Tuesday, January 29, 2008

The gospel of helplessness...

Marcia Taylor at DTNag notes even high prices aren't cheering grain farmers for long.
Renters are anxious about the morning after. "What's going to happen to our rents once prices crash?" asked a producer around the Kansas City-area. Some landlords want two or four-year contracts, other farmers said, but that can lock in high costs without potential income to pay it. Pass on the deal, however, and your neighbor is more than willing to farm the land.

"The mood has gone from 'Happy Days Are Here Again' to 'We Need Help," said an agricultural broker with grain clients nationwide. "Now the breakevens for corn are $3.50 to $3.70." He thinks growers need more tools to help hedge the costs of diesel and fertilizer, as well as their commodity grain. But futures contracts for fuel are too big for individual producers to use ("You'd need to consumer 42,000 gallons of fuel a week to make it work," he said. "A lot of my farmers use 4,200 gallons a year.") Hedges for fertilizer are even more unworkable. [More]
The ritual response to from the ag media to such agri-whining is patronizing placation: soothing words about being cautious and risk management and prudence.

Gag! Lookit, guys, if you are in the grain business and you think we need help right now, you are a victim of the gospel of helplessness that has passed for holy writ for too long. Subsidized farmers have been trained into an identity that will not allow for competence or confidence.

Like Grima Wormtongue whispering in Theoden's ear, we have been told by our organizations, our government, and our neighbors we are the "slow children" of the American economy - charming and deserving, but not fully capable of managing our affairs. This of course gives a reason to be for these voices, because if we were to grow up and live economically adult lives, we wouldn't need enablers.

This pernicious and debilitating doctrine has come to full flower. As I look at actual profits from my farm triple what they were just two years ago, a chorus of imagined despair rises around me. Producers smack in the middle of the greatest boom in history have no words of excitement or enthusiasm lest they be rightly identified as prosperous people who don't need outside charity.

And truly, they are not happy. And never will be, if they mistakenly fear self-reliance as high doom of capitalism, when it is actually the greatest gift. Our posture as hapless dupes and helpless pawns is so ingrained in our self-image we are desperately searching for corroborating evidence of hard times, however illogical.

Nuts to that! I am rejoicing, and like Theoden, choose to seize this chance for us to return to our true identity - a full partner that does not simply take from our fellow Americans, but gives back more in return. A nation dragging through a inglorious war, racked with economic frailty, and desperate for social comity deserves better than mewling from the people they have lavishly supported for too long.

It is way past time for the sector enjoying the biggest boom in the economy to stop fixating on ourselves and our needs and ask what we can do for our customers, neighbors, and nation.
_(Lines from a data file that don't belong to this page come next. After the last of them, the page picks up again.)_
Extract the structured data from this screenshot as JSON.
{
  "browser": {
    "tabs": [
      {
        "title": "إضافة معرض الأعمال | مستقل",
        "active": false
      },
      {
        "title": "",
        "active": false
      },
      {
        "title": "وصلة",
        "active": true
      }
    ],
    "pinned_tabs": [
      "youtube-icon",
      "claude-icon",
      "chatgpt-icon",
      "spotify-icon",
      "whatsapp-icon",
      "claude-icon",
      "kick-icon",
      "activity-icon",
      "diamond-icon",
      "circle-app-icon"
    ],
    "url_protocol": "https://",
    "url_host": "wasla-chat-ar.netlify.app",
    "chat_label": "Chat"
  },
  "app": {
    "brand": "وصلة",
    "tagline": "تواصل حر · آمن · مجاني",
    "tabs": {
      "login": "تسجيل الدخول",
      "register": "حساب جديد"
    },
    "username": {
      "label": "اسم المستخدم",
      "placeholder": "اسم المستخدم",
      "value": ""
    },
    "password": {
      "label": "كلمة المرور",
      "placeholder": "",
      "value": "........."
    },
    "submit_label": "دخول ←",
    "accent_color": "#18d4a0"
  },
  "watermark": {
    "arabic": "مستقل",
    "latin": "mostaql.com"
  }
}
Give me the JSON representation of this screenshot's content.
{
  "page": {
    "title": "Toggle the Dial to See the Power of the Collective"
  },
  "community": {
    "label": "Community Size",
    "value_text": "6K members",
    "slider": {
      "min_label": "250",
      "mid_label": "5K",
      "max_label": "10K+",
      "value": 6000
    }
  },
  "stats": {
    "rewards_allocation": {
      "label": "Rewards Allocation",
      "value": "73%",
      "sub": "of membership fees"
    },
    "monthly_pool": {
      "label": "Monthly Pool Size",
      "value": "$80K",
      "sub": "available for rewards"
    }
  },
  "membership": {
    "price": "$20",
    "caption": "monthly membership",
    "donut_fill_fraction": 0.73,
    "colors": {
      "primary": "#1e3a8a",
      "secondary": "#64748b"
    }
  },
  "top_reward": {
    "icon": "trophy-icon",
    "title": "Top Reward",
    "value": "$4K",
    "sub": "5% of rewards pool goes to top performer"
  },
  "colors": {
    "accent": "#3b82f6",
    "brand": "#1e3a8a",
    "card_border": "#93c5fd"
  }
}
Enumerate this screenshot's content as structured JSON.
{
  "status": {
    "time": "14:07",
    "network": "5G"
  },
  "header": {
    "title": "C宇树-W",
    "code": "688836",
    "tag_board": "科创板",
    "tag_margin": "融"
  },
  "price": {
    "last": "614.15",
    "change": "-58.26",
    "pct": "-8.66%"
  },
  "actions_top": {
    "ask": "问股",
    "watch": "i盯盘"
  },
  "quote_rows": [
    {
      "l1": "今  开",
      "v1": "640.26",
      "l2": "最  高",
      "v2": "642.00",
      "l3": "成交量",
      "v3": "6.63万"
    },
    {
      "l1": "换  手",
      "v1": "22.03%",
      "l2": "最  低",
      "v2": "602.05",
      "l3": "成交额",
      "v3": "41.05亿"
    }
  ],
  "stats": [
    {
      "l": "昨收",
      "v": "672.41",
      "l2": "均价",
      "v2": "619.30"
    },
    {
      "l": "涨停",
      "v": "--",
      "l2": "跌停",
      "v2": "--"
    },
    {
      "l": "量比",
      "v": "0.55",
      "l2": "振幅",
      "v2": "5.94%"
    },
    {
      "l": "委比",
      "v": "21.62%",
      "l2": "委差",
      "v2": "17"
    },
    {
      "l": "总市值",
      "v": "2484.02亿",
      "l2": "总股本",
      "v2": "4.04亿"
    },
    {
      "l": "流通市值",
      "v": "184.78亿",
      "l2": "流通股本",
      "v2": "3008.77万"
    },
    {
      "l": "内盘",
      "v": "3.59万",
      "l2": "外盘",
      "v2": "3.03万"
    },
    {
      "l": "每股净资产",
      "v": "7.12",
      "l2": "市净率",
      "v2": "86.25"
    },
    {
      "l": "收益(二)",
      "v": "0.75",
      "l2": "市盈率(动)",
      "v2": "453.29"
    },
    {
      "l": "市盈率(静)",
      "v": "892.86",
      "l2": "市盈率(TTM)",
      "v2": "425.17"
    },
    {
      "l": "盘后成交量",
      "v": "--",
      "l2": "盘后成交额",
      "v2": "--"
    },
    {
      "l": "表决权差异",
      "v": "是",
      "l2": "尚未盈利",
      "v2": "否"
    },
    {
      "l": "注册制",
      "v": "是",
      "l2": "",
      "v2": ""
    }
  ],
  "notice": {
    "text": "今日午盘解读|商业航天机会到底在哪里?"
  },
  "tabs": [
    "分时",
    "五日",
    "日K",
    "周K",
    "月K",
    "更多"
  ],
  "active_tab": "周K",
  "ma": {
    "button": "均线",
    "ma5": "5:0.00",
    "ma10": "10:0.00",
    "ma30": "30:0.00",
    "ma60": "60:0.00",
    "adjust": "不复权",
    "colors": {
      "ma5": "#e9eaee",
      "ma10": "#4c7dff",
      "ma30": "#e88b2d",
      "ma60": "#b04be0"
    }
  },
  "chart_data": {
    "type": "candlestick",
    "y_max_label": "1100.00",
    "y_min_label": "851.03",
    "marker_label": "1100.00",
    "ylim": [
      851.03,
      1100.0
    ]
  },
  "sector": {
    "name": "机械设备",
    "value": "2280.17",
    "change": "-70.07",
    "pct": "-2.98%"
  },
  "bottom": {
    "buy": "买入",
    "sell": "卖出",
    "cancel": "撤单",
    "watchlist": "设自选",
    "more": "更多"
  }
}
Instead of our plaintive wail, "I wanna tell you my story" we should offer instead words of powerful encouragement. Farmers - the link between our people and they land we inhabit; the anchor of reliable productivity is not weakened or fragile. It holds fast and can moor our nation in troubled times. While all else may be uncertain in America, that fact should be our message.

America's farmers are here to serve, for a change. The backbone we have vaingloriously claimed to be is stiffening and picking up some load at long last.

Theoden awakes and the gospel of helplessness is proven a craven heresy.


Anonymous said...


Below you said that most successful farmers owe that success to "accidents," from which I can logically only infer that you intended to juxtapose said accidents against "competence."

Are you now seeking something which you ealier implied does not exist, at least not in critical measure?

Anonymous said...


Please take the above comment in the manner in which it was intended: arch, yes; snarky, no.


John Phipps said...


Luck got most of us into farming; competence keeps us in. I picture it as generational - my father's competence became my good luck.

Good fortune can eventually be overcome by bad practice, however. I have seen a thousand acre inheritance lost in twenty years, for example. An extreme case to be sure, but a powerful lesson nonetheless.

This is a gross generalization, of course, but it delineates for me what I can take credit for and what I should simply be thankful for.

Regardless, our profession is not populated by incompetents, and my point is it strikes me as good time to own up to it at least.